▸ **What is needed**
Out of the data below, copy every line with the string "this".

Component data from apps and pages:
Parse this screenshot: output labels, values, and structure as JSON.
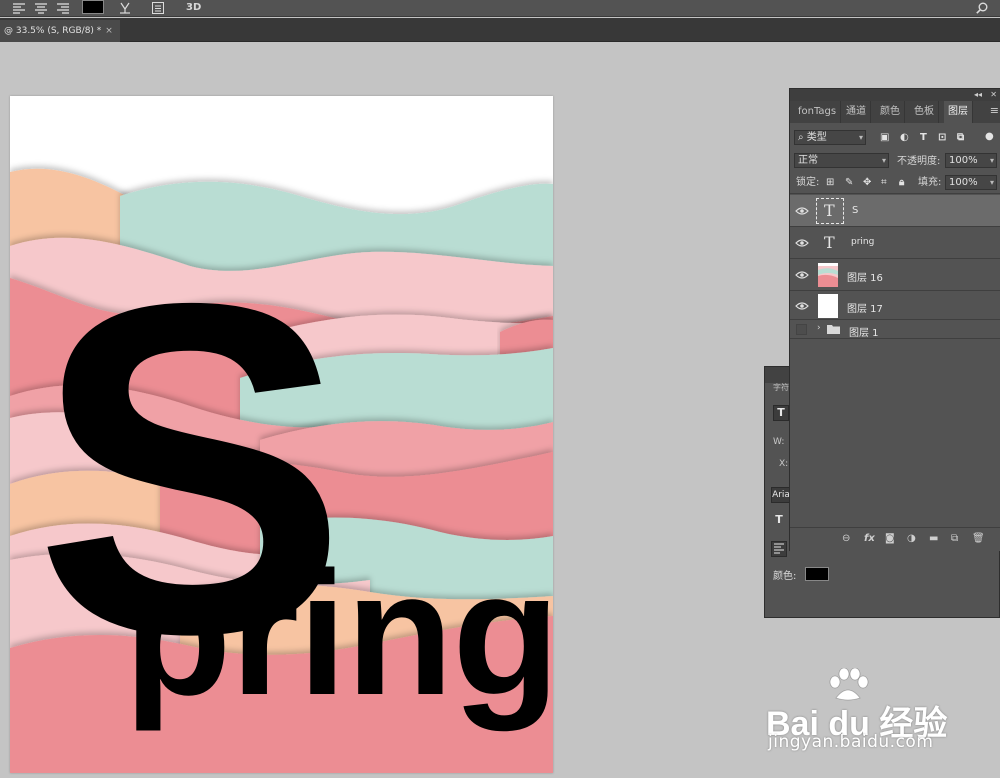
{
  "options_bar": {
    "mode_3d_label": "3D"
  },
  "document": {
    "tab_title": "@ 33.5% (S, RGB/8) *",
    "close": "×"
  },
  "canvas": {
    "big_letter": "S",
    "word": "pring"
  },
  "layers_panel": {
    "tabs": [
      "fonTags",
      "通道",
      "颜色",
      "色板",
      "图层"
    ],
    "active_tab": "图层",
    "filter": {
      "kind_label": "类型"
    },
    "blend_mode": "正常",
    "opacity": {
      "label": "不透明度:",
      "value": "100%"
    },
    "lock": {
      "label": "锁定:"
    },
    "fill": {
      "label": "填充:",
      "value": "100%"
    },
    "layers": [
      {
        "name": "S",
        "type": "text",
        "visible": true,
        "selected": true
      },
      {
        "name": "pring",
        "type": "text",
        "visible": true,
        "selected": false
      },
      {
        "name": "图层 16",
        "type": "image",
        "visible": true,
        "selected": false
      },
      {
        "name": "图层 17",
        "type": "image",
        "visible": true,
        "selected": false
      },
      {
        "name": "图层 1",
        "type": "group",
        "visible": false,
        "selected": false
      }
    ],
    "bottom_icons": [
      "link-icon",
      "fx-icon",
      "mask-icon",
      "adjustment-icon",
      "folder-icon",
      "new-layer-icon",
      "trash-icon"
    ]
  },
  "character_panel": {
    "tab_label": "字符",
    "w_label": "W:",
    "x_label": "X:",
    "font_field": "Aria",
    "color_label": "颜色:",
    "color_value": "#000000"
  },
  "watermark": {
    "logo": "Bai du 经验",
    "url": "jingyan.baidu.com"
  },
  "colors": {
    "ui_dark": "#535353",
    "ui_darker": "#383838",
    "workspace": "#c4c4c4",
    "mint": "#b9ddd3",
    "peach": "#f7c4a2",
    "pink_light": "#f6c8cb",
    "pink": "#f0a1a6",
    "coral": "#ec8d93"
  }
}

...

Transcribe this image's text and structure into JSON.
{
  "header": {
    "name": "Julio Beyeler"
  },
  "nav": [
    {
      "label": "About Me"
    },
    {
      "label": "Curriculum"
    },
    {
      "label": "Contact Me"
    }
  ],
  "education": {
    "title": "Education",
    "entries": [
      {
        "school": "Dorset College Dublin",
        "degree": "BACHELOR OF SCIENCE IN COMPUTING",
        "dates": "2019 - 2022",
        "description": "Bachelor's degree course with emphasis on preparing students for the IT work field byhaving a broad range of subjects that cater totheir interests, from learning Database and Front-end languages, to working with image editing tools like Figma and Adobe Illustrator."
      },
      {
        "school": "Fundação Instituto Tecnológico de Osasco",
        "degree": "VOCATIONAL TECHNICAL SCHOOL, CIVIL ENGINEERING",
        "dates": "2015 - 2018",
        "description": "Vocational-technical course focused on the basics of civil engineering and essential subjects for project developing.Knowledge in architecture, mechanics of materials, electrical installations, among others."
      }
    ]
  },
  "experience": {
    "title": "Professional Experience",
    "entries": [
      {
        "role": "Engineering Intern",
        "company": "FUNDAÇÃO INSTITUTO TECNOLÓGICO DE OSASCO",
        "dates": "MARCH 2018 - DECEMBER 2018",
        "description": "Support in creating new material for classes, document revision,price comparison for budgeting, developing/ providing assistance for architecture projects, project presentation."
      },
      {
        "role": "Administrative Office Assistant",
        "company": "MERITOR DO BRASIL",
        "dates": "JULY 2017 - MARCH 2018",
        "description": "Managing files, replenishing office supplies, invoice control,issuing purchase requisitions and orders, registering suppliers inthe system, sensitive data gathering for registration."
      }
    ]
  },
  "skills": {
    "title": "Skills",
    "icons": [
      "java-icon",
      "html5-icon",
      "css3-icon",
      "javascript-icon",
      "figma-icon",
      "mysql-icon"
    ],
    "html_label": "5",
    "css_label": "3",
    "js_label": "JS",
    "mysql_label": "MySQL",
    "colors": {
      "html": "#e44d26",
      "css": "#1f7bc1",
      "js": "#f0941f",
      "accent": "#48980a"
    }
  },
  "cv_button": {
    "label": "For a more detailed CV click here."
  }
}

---

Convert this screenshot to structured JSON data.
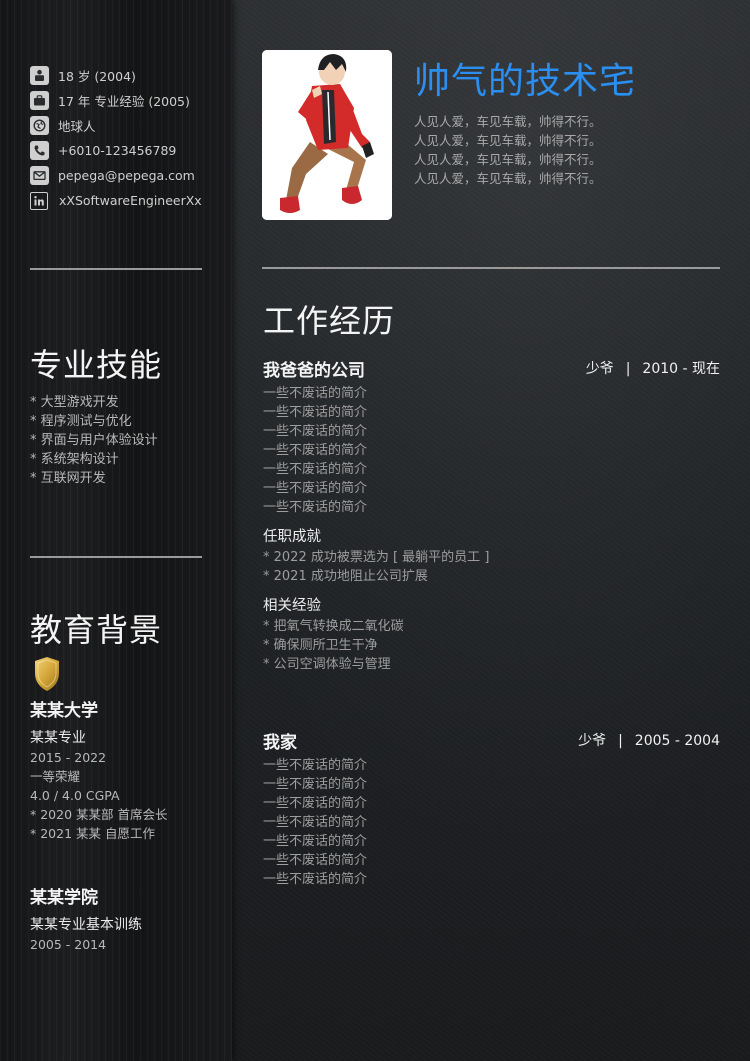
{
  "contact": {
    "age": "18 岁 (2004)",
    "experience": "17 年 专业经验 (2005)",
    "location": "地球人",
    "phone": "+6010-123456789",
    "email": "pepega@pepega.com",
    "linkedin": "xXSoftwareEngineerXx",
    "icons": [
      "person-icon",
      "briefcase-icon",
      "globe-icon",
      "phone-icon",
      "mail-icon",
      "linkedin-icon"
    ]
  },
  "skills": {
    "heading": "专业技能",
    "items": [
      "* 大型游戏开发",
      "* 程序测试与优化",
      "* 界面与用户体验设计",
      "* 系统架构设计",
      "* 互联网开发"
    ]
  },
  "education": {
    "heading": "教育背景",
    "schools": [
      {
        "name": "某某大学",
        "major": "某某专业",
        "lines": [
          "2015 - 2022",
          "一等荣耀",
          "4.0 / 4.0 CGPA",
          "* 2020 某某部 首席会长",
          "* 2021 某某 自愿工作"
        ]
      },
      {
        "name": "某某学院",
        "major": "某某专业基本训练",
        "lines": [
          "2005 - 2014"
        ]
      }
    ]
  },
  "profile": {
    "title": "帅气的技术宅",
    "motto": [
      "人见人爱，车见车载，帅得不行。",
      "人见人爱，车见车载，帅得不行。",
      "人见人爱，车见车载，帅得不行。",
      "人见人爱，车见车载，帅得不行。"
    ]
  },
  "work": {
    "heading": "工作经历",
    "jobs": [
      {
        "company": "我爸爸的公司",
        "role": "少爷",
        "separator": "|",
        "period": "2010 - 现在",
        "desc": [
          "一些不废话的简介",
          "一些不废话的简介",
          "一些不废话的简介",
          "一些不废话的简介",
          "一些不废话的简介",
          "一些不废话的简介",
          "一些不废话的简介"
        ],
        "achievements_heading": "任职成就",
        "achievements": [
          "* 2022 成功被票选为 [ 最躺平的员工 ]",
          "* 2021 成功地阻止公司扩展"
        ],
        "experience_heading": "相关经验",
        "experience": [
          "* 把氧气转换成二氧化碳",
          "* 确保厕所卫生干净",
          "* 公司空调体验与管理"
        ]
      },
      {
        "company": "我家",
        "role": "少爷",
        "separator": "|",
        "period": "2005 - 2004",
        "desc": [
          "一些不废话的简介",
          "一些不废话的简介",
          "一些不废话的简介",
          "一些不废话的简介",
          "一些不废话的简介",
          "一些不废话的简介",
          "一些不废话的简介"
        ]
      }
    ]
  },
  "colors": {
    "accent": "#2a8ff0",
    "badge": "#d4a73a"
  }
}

▸ **Worked solution**
Parse this screenshot: output labels, values, and structure as JSON.
Transcribe this image's text and structure into JSON.
Convert this screenshot to structured JSON data.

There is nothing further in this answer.